<<<<

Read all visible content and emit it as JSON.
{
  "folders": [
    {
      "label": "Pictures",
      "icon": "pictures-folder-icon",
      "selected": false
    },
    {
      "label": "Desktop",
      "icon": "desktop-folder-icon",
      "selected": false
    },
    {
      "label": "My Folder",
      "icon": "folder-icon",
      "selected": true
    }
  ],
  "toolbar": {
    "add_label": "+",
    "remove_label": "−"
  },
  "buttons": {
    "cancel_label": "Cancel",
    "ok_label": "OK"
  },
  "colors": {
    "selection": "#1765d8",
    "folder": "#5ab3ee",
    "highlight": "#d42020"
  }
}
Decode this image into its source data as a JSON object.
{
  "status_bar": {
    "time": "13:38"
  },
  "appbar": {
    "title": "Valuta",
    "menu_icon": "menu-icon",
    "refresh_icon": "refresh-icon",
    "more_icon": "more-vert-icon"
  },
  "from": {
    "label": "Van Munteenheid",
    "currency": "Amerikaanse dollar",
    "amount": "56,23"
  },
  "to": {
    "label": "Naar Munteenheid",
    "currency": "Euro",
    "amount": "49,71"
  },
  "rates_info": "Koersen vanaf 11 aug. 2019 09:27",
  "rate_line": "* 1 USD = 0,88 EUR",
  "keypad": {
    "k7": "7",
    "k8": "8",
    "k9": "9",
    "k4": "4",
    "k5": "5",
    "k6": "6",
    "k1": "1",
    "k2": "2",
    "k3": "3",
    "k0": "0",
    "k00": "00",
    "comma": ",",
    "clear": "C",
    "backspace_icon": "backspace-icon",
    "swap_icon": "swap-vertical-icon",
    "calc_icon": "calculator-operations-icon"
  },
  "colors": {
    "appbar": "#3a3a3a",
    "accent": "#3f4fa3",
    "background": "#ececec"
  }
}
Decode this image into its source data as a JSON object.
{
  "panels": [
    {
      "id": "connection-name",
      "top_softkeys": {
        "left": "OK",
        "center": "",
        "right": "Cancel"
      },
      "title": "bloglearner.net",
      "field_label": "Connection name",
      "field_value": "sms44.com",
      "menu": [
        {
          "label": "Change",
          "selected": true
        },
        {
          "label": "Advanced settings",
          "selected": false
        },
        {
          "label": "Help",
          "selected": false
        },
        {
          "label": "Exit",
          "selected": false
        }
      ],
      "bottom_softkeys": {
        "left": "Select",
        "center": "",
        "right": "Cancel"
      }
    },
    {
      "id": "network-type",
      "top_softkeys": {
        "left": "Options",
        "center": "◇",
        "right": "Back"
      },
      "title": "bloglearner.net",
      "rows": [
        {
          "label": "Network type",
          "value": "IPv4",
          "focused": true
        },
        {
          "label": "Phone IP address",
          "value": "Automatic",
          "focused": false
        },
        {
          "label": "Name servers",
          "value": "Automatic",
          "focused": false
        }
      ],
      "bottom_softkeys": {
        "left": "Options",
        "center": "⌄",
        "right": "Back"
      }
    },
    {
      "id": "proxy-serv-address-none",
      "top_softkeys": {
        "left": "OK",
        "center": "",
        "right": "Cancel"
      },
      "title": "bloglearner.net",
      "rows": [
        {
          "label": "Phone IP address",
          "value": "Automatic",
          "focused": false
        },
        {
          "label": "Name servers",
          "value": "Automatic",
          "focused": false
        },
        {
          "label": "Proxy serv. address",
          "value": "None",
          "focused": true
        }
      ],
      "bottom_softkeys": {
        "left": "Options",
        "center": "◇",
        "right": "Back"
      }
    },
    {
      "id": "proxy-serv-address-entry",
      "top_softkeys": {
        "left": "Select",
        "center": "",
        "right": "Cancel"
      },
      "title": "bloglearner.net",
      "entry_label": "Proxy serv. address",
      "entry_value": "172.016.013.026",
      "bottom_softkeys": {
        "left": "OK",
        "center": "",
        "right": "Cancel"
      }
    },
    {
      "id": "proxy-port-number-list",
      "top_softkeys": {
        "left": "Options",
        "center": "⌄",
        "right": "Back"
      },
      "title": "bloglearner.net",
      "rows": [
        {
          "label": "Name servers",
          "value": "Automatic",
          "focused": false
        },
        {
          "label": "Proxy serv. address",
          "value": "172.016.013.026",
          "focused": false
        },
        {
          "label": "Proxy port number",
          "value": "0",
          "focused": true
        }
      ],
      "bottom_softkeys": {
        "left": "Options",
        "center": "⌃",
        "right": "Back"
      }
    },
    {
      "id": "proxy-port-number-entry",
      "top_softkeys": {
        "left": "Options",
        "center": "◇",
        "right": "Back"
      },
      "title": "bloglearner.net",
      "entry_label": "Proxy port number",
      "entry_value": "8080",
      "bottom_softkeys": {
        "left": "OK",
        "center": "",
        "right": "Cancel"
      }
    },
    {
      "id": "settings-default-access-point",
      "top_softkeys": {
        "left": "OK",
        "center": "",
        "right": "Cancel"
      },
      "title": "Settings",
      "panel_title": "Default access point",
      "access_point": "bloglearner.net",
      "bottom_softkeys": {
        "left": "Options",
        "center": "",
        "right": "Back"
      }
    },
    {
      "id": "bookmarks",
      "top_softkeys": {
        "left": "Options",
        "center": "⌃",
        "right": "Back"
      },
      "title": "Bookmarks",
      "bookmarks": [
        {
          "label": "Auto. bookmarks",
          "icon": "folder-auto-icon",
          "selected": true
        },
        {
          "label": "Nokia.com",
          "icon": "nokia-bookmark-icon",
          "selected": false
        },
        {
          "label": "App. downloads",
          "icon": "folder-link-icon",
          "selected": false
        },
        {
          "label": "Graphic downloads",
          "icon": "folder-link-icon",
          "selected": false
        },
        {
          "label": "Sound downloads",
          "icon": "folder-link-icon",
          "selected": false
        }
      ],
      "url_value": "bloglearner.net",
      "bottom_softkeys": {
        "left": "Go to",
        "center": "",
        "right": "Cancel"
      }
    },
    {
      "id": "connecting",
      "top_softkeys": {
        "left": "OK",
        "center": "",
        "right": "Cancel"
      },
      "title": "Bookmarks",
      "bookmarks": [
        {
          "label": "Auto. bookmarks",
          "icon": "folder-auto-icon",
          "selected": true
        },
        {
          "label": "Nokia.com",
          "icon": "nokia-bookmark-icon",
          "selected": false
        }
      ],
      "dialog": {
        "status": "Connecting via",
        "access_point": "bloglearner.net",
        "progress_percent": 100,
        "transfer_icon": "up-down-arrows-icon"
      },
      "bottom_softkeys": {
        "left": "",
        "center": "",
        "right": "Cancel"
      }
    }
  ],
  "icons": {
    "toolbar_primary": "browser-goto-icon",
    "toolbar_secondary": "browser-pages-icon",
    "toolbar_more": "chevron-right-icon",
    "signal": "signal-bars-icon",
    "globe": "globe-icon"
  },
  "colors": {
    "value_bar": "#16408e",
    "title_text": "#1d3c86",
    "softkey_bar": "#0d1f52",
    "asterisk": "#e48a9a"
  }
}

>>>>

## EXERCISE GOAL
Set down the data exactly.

## ANSWER TO THIS TASK
Read all visible content and emit it as JSON.
{
  "folders": [
    {
      "label": "Pictures",
      "icon": "pictures-folder-icon",
      "selected": false
    },
    {
      "label": "Desktop",
      "icon": "desktop-folder-icon",
      "selected": false
    },
    {
      "label": "My Folder",
      "icon": "folder-icon",
      "selected": true
    }
  ],
  "toolbar": {
    "add_label": "+",
    "remove_label": "−"
  },
  "buttons": {
    "cancel_label": "Cancel",
    "ok_label": "OK"
  },
  "colors": {
    "selection": "#1765d8",
    "folder": "#5ab3ee",
    "highlight": "#d42020"
  }
}
Decode this image into its source data as a JSON object.
{
  "status_bar": {
    "time": "13:38"
  },
  "appbar": {
    "title": "Valuta",
    "menu_icon": "menu-icon",
    "refresh_icon": "refresh-icon",
    "more_icon": "more-vert-icon"
  },
  "from": {
    "label": "Van Munteenheid",
    "currency": "Amerikaanse dollar",
    "amount": "56,23"
  },
  "to": {
    "label": "Naar Munteenheid",
    "currency": "Euro",
    "amount": "49,71"
  },
  "rates_info": "Koersen vanaf 11 aug. 2019 09:27",
  "rate_line": "* 1 USD = 0,88 EUR",
  "keypad": {
    "k7": "7",
    "k8": "8",
    "k9": "9",
    "k4": "4",
    "k5": "5",
    "k6": "6",
    "k1": "1",
    "k2": "2",
    "k3": "3",
    "k0": "0",
    "k00": "00",
    "comma": ",",
    "clear": "C",
    "backspace_icon": "backspace-icon",
    "swap_icon": "swap-vertical-icon",
    "calc_icon": "calculator-operations-icon"
  },
  "colors": {
    "appbar": "#3a3a3a",
    "accent": "#3f4fa3",
    "background": "#ececec"
  }
}
Decode this image into its source data as a JSON object.
{
  "panels": [
    {
      "id": "connection-name",
      "top_softkeys": {
        "left": "OK",
        "center": "",
        "right": "Cancel"
      },
      "title": "bloglearner.net",
      "field_label": "Connection name",
      "field_value": "sms44.com",
      "menu": [
        {
          "label": "Change",
          "selected": true
        },
        {
          "label": "Advanced settings",
          "selected": false
        },
        {
          "label": "Help",
          "selected": false
        },
        {
          "label": "Exit",
          "selected": false
        }
      ],
      "bottom_softkeys": {
        "left": "Select",
        "center": "",
        "right": "Cancel"
      }
    },
    {
      "id": "network-type",
      "top_softkeys": {
        "left": "Options",
        "center": "◇",
        "right": "Back"
      },
      "title": "bloglearner.net",
      "rows": [
        {
          "label": "Network type",
          "value": "IPv4",
          "focused": true
        },
        {
          "label": "Phone IP address",
          "value": "Automatic",
          "focused": false
        },
        {
          "label": "Name servers",
          "value": "Automatic",
          "focused": false
        }
      ],
      "bottom_softkeys": {
        "left": "Options",
        "center": "⌄",
        "right": "Back"
      }
    },
    {
      "id": "proxy-serv-address-none",
      "top_softkeys": {
        "left": "OK",
        "center": "",
        "right": "Cancel"
      },
      "title": "bloglearner.net",
      "rows": [
        {
          "label": "Phone IP address",
          "value": "Automatic",
          "focused": false
        },
        {
          "label": "Name servers",
          "value": "Automatic",
          "focused": false
        },
        {
          "label": "Proxy serv. address",
          "value": "None",
          "focused": true
        }
      ],
      "bottom_softkeys": {
        "left": "Options",
        "center": "◇",
        "right": "Back"
      }
    },
    {
      "id": "proxy-serv-address-entry",
      "top_softkeys": {
        "left": "Select",
        "center": "",
        "right": "Cancel"
      },
      "title": "bloglearner.net",
      "entry_label": "Proxy serv. address",
      "entry_value": "172.016.013.026",
      "bottom_softkeys": {
        "left": "OK",
        "center": "",
        "right": "Cancel"
      }
    },
    {
      "id": "proxy-port-number-list",
      "top_softkeys": {
        "left": "Options",
        "center": "⌄",
        "right": "Back"
      },
      "title": "bloglearner.net",
      "rows": [
        {
          "label": "Name servers",
          "value": "Automatic",
          "focused": false
        },
        {
          "label": "Proxy serv. address",
          "value": "172.016.013.026",
          "focused": false
        },
        {
          "label": "Proxy port number",
          "value": "0",
          "focused": true
        }
      ],
      "bottom_softkeys": {
        "left": "Options",
        "center": "⌃",
        "right": "Back"
      }
    },
    {
      "id": "proxy-port-number-entry",
      "top_softkeys": {
        "left": "Options",
        "center": "◇",
        "right": "Back"
      },
      "title": "bloglearner.net",
      "entry_label": "Proxy port number",
      "entry_value": "8080",
      "bottom_softkeys": {
        "left": "OK",
        "center": "",
        "right": "Cancel"
      }
    },
    {
      "id": "settings-default-access-point",
      "top_softkeys": {
        "left": "OK",
        "center": "",
        "right": "Cancel"
      },
      "title": "Settings",
      "panel_title": "Default access point",
      "access_point": "bloglearner.net",
      "bottom_softkeys": {
        "left": "Options",
        "center": "",
        "right": "Back"
      }
    },
    {
      "id": "bookmarks",
      "top_softkeys": {
        "left": "Options",
        "center": "⌃",
        "right": "Back"
      },
      "title": "Bookmarks",
      "bookmarks": [
        {
          "label": "Auto. bookmarks",
          "icon": "folder-auto-icon",
          "selected": true
        },
        {
          "label": "Nokia.com",
          "icon": "nokia-bookmark-icon",
          "selected": false
        },
        {
          "label": "App. downloads",
          "icon": "folder-link-icon",
          "selected": false
        },
        {
          "label": "Graphic downloads",
          "icon": "folder-link-icon",
          "selected": false
        },
        {
          "label": "Sound downloads",
          "icon": "folder-link-icon",
          "selected": false
        }
      ],
      "url_value": "bloglearner.net",
      "bottom_softkeys": {
        "left": "Go to",
        "center": "",
        "right": "Cancel"
      }
    },
    {
      "id": "connecting",
      "top_softkeys": {
        "left": "OK",
        "center": "",
        "right": "Cancel"
      },
      "title": "Bookmarks",
      "bookmarks": [
        {
          "label": "Auto. bookmarks",
          "icon": "folder-auto-icon",
          "selected": true
        },
        {
          "label": "Nokia.com",
          "icon": "nokia-bookmark-icon",
          "selected": false
        }
      ],
      "dialog": {
        "status": "Connecting via",
        "access_point": "bloglearner.net",
        "progress_percent": 100,
        "transfer_icon": "up-down-arrows-icon"
      },
      "bottom_softkeys": {
        "left": "",
        "center": "",
        "right": "Cancel"
      }
    }
  ],
  "icons": {
    "toolbar_primary": "browser-goto-icon",
    "toolbar_secondary": "browser-pages-icon",
    "toolbar_more": "chevron-right-icon",
    "signal": "signal-bars-icon",
    "globe": "globe-icon"
  },
  "colors": {
    "value_bar": "#16408e",
    "title_text": "#1d3c86",
    "softkey_bar": "#0d1f52",
    "asterisk": "#e48a9a"
  }
}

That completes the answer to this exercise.